Latest interview with multi-Grammy nominee producer Pascal Guyon


1. First of all, tell us a little bit about yourself. How did you get into the music industry?

I always had a deep love for art since an early age and probably studied like not many did. I used to practice the piano 10 hours a day, transcribed hundreds of albums, went to workshops with elite Jazz and Latin music leaders, got my classical music graduations at 18 and been asked to teach since i was 19. I fully embraced social media and developed relationships with some of the biggest names in the music industry. I’ve constantly found solutions to get to the next level, mostly by thinking outside of the box which led me to have my music going 4 times to the Grammys in 3 different music genres and now working with elite technology companies that have global impact.

2. What are you working on now and what have you worked on recently?

I’m HyperMaster Audio ( Head Of Audio ) for 1 of the most talked about technology project around the world: The Hyperloop ( our company Hyperloop Transportation Technologies went viral twice already and is constantly on the largest medias ). Some of my work for the company premiered at SXSW where we were featured speaker. I collaborate with well known music influencers and stars that I’m bringing on board and a very few highly selected developing artists ( life changing situation for these ). I produced and co-wrote the Anthem song for the company ( co-written with former American Idol artist Josiah Leming )

I’m also designing the sound for Project Nourished which is the 1st Gastronomical Virtual Reality Experience, we’ve already been all over the press with this company worldwide as well.

I’m producing and mentoring developing/independent artists almost on a daily basis. Given the very high amount of requests I get regarding mentoring, I’m putting together a few programs that should be ready soon.
3. What would you say is most beautiful about the craft of creating music and the most rewarding?

The most rewarding part is to create magic moments with and for people. Artists often come to me with nothing and usually leave the studio with a huge smile on their face, they feel like they went to self realization process. This is truly magical. Giving huge opportunities to the most deserving artists I work with is very satisfying as well.

4. What do you look for in an artist?

uniqueness, business mind, knowing what they want, constantly learning, open minded, well educated and respectful

5. What is the biggest mistake a band can make when trying to gain industry attention?

looking for being signed. This model is dead. I created infographics on the subject and show how current successful artists are making it big time without any labels.

I sometimes meet with artists who have a very strong opinion on how they can make it; they re often hanging on to a radio play opportunity or potential signature, 99% of the time this will do nothing for their career. It’s about time to be aware of what s going on nowadays…
6. A lesson you learned early on in your career that you would pass along to up-and-coming Artists?

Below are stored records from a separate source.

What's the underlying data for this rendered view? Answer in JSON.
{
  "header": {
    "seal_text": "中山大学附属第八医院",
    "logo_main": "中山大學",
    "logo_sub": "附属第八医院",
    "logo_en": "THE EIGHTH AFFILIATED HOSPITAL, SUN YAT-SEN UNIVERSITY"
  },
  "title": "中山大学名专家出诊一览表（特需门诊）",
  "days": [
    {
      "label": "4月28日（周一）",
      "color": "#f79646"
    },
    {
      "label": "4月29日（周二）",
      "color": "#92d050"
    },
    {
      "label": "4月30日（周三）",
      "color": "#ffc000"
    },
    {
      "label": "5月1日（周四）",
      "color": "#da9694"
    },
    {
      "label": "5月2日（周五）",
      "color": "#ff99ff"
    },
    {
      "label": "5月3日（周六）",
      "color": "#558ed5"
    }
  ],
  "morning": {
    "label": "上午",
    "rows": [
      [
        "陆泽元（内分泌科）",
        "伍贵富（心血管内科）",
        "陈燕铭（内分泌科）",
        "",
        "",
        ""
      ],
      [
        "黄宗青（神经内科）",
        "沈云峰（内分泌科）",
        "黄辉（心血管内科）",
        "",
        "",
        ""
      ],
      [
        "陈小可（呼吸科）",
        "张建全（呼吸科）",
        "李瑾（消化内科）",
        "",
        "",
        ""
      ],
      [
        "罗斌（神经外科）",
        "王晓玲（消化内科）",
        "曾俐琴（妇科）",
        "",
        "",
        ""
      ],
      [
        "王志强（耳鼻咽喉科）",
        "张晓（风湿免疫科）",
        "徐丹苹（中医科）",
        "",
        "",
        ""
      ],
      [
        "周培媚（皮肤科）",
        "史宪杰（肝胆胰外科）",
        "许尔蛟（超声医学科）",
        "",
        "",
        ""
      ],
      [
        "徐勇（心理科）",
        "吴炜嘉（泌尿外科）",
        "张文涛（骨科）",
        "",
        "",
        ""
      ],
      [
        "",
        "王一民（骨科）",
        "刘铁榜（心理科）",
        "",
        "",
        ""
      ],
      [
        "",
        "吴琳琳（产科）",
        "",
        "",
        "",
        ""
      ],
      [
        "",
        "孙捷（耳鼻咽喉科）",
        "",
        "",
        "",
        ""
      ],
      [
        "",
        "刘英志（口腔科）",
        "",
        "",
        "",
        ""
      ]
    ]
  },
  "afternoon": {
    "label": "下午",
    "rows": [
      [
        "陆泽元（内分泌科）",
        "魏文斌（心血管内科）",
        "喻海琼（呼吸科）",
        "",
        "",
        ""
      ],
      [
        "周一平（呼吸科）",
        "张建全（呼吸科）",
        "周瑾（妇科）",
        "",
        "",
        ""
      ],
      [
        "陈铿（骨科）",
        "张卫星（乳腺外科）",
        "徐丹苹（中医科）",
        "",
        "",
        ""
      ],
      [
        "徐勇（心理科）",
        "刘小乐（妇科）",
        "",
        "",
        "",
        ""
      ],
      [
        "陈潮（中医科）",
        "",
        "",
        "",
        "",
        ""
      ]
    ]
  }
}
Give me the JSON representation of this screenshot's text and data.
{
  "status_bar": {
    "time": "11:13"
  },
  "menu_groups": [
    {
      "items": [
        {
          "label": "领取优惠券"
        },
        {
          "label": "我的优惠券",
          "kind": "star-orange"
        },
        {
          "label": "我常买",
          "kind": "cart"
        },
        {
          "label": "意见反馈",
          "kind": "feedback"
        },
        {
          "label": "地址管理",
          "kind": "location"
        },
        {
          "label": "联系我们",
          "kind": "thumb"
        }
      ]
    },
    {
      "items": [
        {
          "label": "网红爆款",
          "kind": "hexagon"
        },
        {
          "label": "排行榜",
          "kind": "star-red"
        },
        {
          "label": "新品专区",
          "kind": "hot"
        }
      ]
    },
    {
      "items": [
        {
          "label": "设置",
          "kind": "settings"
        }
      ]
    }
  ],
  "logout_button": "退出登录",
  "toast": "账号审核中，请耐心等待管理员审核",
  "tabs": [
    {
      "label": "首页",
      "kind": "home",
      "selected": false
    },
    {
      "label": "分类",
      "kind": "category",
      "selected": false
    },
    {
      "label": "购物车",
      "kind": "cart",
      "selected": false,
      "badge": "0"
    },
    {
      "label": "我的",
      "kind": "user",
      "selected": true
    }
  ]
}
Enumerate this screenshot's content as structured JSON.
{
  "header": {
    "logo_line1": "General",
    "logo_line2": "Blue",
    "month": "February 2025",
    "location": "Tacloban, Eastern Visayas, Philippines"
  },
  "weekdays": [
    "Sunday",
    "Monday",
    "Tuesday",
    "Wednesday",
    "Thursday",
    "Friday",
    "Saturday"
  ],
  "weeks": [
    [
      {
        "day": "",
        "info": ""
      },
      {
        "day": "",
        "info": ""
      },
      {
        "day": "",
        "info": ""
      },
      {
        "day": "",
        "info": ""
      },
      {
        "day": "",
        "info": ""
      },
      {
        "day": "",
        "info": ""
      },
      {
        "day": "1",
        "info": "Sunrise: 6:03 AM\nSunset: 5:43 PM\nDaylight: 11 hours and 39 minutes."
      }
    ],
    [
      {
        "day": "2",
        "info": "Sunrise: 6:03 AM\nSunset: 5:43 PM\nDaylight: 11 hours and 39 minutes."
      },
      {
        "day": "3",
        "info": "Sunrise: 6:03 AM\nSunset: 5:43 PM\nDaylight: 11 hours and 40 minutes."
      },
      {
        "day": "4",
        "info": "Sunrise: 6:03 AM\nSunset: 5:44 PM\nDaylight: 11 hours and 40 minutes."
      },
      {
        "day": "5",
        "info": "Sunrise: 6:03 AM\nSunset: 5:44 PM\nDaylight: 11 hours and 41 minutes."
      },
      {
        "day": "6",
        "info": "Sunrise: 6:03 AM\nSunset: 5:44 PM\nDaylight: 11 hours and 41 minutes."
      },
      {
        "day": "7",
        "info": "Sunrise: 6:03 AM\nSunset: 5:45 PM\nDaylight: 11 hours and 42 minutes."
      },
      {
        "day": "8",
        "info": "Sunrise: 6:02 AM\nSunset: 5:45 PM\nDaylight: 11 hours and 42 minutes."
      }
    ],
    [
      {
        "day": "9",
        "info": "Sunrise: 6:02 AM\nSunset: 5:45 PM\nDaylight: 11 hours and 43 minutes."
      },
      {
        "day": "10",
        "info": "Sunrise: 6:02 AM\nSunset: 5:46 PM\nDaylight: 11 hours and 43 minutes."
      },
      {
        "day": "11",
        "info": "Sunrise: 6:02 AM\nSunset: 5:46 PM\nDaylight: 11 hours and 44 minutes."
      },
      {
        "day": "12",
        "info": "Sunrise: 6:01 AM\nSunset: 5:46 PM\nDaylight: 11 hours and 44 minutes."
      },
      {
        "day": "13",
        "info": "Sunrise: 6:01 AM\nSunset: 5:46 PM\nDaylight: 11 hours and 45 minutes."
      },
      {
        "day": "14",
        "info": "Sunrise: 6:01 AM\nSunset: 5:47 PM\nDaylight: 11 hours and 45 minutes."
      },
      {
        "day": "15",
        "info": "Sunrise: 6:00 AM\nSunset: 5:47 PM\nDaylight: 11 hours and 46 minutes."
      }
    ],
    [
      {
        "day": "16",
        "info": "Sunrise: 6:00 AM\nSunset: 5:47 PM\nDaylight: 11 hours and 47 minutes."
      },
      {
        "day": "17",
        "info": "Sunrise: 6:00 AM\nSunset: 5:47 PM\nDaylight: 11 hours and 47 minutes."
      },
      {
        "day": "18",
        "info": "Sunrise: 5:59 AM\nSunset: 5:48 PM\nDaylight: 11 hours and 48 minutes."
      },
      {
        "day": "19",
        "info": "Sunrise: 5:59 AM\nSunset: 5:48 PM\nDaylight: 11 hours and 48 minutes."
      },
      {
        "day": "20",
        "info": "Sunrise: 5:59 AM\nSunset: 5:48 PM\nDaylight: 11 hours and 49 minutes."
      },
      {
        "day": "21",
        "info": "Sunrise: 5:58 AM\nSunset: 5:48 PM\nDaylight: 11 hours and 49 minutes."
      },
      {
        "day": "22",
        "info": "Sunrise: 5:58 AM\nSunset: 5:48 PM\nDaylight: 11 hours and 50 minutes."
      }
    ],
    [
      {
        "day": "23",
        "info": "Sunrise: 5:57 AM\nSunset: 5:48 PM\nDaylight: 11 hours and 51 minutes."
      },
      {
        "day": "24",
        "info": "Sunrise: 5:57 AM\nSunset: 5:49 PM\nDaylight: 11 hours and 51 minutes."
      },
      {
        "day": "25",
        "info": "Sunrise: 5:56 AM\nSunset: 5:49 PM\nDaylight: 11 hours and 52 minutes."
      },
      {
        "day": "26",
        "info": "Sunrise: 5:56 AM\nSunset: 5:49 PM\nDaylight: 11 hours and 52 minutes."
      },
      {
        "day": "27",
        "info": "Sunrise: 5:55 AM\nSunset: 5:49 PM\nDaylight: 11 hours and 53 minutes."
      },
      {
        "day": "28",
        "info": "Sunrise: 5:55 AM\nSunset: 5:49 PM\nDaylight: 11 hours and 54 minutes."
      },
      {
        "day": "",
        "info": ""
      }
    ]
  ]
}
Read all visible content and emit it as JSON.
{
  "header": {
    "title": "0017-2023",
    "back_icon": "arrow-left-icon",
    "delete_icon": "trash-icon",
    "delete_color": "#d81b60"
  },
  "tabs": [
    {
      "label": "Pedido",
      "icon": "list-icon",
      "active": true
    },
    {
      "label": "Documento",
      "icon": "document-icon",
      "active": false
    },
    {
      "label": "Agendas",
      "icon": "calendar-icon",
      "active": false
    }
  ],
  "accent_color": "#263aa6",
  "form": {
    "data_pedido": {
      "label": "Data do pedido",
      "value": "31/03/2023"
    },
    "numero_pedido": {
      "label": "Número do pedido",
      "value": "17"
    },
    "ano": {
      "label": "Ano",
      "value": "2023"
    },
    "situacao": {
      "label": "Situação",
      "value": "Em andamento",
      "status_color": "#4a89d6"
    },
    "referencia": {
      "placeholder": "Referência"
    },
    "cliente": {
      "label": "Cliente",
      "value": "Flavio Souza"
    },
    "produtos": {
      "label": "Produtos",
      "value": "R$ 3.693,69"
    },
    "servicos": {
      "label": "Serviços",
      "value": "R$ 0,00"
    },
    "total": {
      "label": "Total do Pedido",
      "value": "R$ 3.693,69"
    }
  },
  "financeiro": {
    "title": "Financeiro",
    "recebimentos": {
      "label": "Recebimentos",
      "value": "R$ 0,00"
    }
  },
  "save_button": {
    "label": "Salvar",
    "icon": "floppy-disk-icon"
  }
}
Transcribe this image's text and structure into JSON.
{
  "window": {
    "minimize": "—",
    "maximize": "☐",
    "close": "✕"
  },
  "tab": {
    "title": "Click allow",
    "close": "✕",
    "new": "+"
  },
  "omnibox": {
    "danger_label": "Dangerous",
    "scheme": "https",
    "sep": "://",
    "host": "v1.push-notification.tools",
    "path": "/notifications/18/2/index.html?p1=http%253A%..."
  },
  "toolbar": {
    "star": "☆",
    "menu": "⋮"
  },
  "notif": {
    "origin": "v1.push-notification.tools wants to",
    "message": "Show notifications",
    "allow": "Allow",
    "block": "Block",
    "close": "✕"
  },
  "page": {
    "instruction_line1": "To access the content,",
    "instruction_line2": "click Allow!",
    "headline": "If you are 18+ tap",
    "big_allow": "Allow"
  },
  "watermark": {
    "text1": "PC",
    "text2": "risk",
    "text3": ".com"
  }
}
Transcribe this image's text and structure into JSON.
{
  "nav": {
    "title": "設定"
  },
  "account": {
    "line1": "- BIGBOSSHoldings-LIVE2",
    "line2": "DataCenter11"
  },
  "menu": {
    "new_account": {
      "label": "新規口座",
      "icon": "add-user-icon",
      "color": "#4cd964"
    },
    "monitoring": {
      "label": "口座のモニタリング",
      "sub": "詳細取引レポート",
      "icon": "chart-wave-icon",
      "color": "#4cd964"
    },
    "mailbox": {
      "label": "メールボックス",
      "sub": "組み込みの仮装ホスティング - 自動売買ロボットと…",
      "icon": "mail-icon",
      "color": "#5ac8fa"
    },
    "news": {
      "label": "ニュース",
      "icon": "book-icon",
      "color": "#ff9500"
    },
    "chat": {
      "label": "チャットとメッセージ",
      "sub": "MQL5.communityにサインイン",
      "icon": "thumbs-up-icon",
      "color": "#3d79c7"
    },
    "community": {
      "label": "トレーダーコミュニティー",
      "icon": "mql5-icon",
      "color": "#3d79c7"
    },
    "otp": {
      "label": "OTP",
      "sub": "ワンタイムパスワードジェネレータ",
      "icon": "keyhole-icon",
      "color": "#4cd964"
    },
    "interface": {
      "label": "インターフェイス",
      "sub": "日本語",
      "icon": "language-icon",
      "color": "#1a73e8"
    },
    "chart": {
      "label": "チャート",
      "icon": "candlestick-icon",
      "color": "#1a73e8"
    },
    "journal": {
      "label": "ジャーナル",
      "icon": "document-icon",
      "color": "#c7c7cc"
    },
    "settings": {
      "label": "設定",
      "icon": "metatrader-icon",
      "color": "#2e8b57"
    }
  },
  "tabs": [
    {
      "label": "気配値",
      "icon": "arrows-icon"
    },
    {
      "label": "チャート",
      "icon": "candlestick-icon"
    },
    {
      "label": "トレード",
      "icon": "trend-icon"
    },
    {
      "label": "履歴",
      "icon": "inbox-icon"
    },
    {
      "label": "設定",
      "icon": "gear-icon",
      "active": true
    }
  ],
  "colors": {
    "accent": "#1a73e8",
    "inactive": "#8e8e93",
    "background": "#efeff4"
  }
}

U need gifted influential people ( mentors ) to help building your career, they can be difficult to access. Instead of asking them for help ( millions do that ), approach them by providing value ( how can u help them in their own business ? ). Suddenly U ll see that U picked their interest and started a discussion !

8. What can artists expect from you as a mentor?

A real mentor is life changing. I’ve experienced this since an early age being mentored by the strongest music characters I could find. Each time i was spending time with them, I was going home with fresh ideas to work on for months and inspiration for life. I was starving for spending as much time as I could with them.
Because of how much I studied and my achievements, I’ve been asked to teach and mentor for elite schools and programs worldwide since I’m 19, I definitely developed a track record of putting people in life changing situations on a regular basis once they’re ready. It’s very natural to me to help and share my knowledge.
I would actually like to name a few of my mentors: for jazz music: Benoit Sourisse, Andy Emler; for latin music: Olivier Congar, Rolando Luna, Carlos “El Bola” Betancourt, Melon…; for classical music: Christian Janin and Jacques Delannoy.